I pulled this excerpt out of a long pre-blog journal entry I wrote exactly seven years ago. It relates to my son's depression and suicide attempt (which preceded his addiction). And how his friends at the time shunned him. And how painful it was, as a parent, to watch it all unfold.
February 5, 2007
As for [my son's] friends who have abandoned him: I wish I could sit down with them as a group and make them feel what [my son] feels. Make them feel what it’s like to have your best friends in the world just suddenly dump you. To have them make fun of you. To have them laugh at you. To have their parents say bad things about you. If they could actually feel that pain, maybe they’d realize how mean and cruel they’ve been (and are being). I give my son all the credit in the world. He’s hurting inside. But he’s taking it. As much as it hurts him, he’s standing in the line of fire and taking shots left and right. And he’s still standing. I have to admit: I don’t know if I could do what he’s doing right now. Maybe God’s plan is to put [my son] through this to make him a stronger, more resilient person. I love [my son] with all my heart. And it hurts me so much to see him go through this.

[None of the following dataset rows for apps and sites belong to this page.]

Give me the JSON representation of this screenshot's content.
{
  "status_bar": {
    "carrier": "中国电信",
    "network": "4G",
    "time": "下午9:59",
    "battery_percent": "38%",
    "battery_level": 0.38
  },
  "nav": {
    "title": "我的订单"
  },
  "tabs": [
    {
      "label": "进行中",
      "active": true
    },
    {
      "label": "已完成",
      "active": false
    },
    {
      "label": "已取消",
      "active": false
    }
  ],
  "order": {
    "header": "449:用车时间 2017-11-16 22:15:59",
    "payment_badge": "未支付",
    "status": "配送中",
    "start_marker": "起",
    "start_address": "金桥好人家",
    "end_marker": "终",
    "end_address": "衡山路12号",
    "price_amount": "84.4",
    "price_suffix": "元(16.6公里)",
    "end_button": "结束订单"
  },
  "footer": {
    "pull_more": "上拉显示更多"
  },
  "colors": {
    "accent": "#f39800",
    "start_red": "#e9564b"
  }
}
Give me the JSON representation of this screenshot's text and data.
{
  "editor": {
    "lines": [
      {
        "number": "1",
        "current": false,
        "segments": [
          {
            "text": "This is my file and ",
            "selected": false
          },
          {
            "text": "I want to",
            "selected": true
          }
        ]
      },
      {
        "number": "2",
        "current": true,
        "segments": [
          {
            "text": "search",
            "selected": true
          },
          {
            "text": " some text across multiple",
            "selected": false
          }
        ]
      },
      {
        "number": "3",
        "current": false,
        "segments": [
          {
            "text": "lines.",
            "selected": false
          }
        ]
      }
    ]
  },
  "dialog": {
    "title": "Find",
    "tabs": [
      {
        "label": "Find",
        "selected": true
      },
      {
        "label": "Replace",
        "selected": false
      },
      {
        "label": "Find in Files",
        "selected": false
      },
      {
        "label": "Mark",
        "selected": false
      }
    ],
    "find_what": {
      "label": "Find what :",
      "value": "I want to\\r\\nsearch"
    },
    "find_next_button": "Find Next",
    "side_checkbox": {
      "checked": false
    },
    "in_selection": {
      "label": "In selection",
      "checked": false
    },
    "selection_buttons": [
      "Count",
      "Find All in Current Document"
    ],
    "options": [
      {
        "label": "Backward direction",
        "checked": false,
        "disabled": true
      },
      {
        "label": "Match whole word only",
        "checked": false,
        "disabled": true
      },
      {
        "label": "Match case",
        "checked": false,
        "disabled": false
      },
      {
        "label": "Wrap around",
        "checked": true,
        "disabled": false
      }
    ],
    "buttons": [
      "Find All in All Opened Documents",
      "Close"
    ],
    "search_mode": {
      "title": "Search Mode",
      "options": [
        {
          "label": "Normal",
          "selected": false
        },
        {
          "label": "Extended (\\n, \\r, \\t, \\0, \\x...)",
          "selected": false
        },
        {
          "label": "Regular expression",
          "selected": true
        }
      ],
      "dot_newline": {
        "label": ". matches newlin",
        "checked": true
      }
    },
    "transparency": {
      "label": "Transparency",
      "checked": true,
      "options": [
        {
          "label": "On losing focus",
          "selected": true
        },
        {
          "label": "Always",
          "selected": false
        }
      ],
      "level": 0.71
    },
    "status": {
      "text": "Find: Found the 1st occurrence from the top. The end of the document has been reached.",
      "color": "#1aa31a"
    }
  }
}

Depression is a disease. Like cancer, or heart disease, or diabetes. It affects perhaps the body's most important organ: the brain. Unfortunately, it's also one of the most stigmatized mental health issues in our society. But it doesn't have to be.

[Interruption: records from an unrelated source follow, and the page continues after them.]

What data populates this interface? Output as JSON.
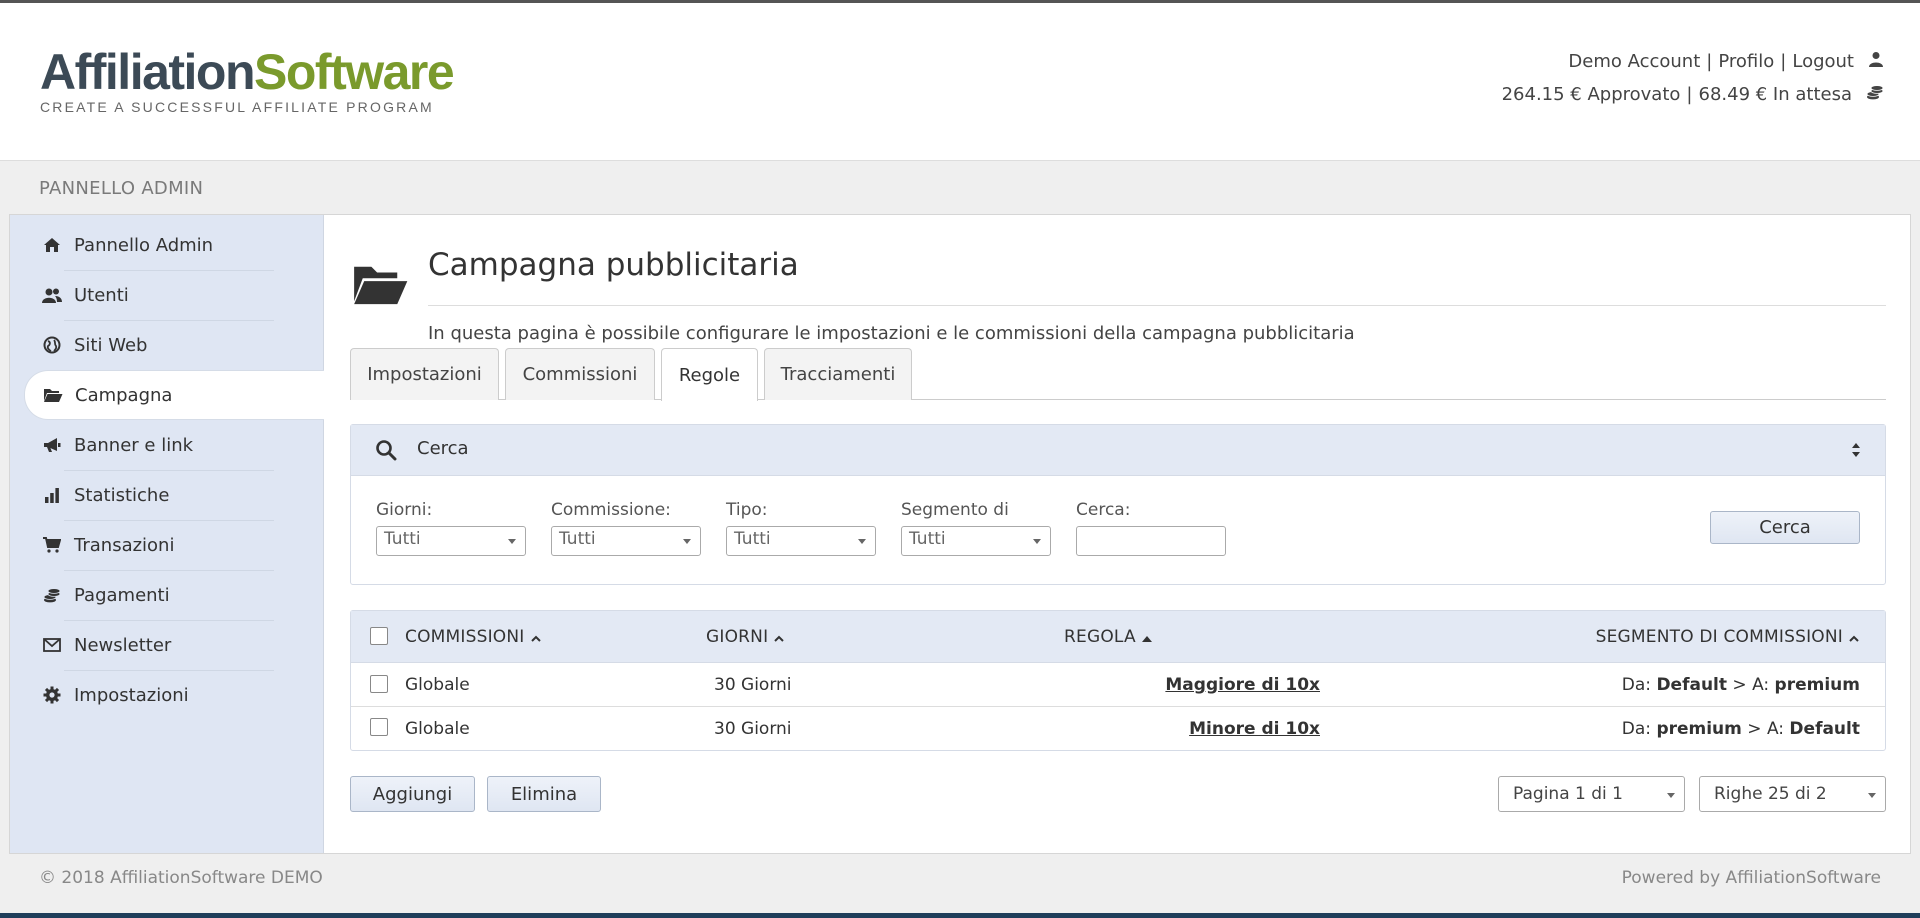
{
  "header": {
    "logo": {
      "part1": "Affiliation",
      "part2": "Software",
      "tagline": "CREATE A SUCCESSFUL AFFILIATE PROGRAM"
    },
    "user": {
      "account": "Demo Account",
      "profile": "Profilo",
      "logout": "Logout",
      "separator": "|"
    },
    "balance": {
      "approved": "264.15 € Approvato",
      "pending": "68.49 € In attesa",
      "separator": "|"
    }
  },
  "panel": {
    "title": "PANNELLO ADMIN"
  },
  "sidebar": {
    "items": [
      {
        "label": "Pannello Admin",
        "icon": "home-icon"
      },
      {
        "label": "Utenti",
        "icon": "users-icon"
      },
      {
        "label": "Siti Web",
        "icon": "globe-icon"
      },
      {
        "label": "Campagna",
        "icon": "folder-open-icon",
        "active": true
      },
      {
        "label": "Banner e link",
        "icon": "megaphone-icon"
      },
      {
        "label": "Statistiche",
        "icon": "bar-chart-icon"
      },
      {
        "label": "Transazioni",
        "icon": "cart-icon"
      },
      {
        "label": "Pagamenti",
        "icon": "coins-icon"
      },
      {
        "label": "Newsletter",
        "icon": "envelope-icon"
      },
      {
        "label": "Impostazioni",
        "icon": "gear-icon"
      }
    ]
  },
  "page": {
    "title": "Campagna pubblicitaria",
    "description": "In questa pagina è possibile configurare le impostazioni e le commissioni della campagna pubblicitaria",
    "icon": "folder-open-icon"
  },
  "tabs": [
    {
      "label": "Impostazioni"
    },
    {
      "label": "Commissioni"
    },
    {
      "label": "Regole",
      "active": true
    },
    {
      "label": "Tracciamenti"
    }
  ],
  "search": {
    "title": "Cerca",
    "filters": [
      {
        "label": "Giorni:",
        "value": "Tutti"
      },
      {
        "label": "Commissione:",
        "value": "Tutti"
      },
      {
        "label": "Tipo:",
        "value": "Tutti"
      },
      {
        "label": "Segmento di",
        "value": "Tutti"
      }
    ],
    "text_label": "Cerca:",
    "text_value": "",
    "button": "Cerca"
  },
  "table": {
    "columns": [
      "COMMISSIONI",
      "GIORNI",
      "REGOLA",
      "SEGMENTO DI COMMISSIONI"
    ],
    "rows": [
      {
        "commission": "Globale",
        "days": "30 Giorni",
        "rule": "Maggiore di 10x",
        "from_label": "Da:",
        "from": "Default",
        "to_label": "> A:",
        "to": "premium"
      },
      {
        "commission": "Globale",
        "days": "30 Giorni",
        "rule": "Minore di 10x",
        "from_label": "Da:",
        "from": "premium",
        "to_label": "> A:",
        "to": "Default"
      }
    ]
  },
  "actions": {
    "add": "Aggiungi",
    "delete": "Elimina"
  },
  "pagination": {
    "page": "Pagina 1 di 1",
    "rows": "Righe 25 di 2"
  },
  "footer": {
    "copyright": "© 2018 AffiliationSoftware DEMO",
    "powered": "Powered by AffiliationSoftware"
  },
  "colors": {
    "brand_dark": "#3c4a56",
    "brand_green": "#7a9a2c",
    "sidebar_bg": "#dfe6f3",
    "bar_bg": "#e3e9f4"
  }
}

If someone you care about suffers from depression, don't be scared. It's not contagious. And don't turn your back on them. Be compassionate and love them with all your heart. Because they need that from you more than they ever have before.

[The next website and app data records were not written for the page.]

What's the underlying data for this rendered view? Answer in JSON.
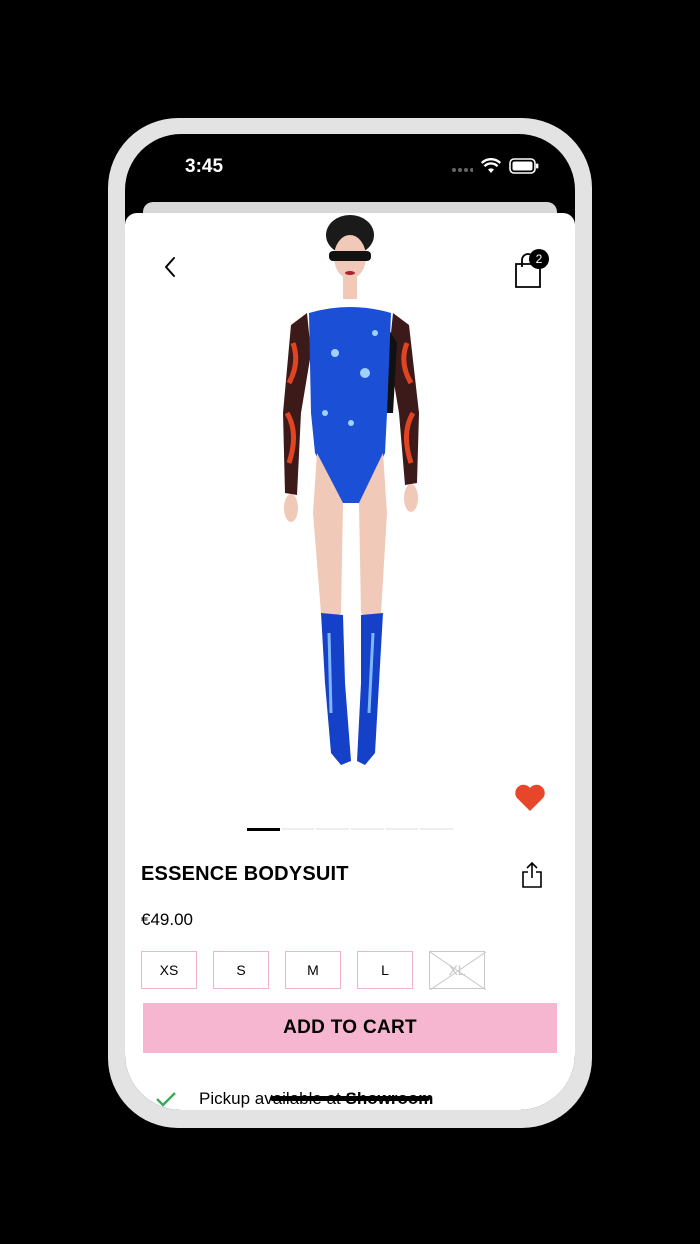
{
  "status_bar": {
    "time": "3:45"
  },
  "header": {
    "cart_count": "2"
  },
  "product": {
    "title": "ESSENCE BODYSUIT",
    "price": "€49.00",
    "sizes": [
      {
        "label": "XS",
        "available": true
      },
      {
        "label": "S",
        "available": true
      },
      {
        "label": "M",
        "available": true
      },
      {
        "label": "L",
        "available": true
      },
      {
        "label": "XL",
        "available": false
      }
    ],
    "add_to_cart_label": "ADD TO CART",
    "favorite": true
  },
  "carousel": {
    "count": 6,
    "active_index": 0
  },
  "pickup": {
    "prefix": "Pickup available at",
    "location": "Showroom"
  },
  "colors": {
    "accent_pink": "#f7b6cf",
    "size_border": "#f4b4c8",
    "heart": "#e8462a",
    "check": "#3aaa5c",
    "bodysuit_blue": "#1b4fd6"
  }
}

"I am so demanding and difficult for my friends because I want to crumble and fall apart before them so that they will love me even though I am no fun, lying in bed, crying all the time, not moving. Depression is all about If you loved me you would." --Elizabeth Wurtzel, from the book Prozac Nation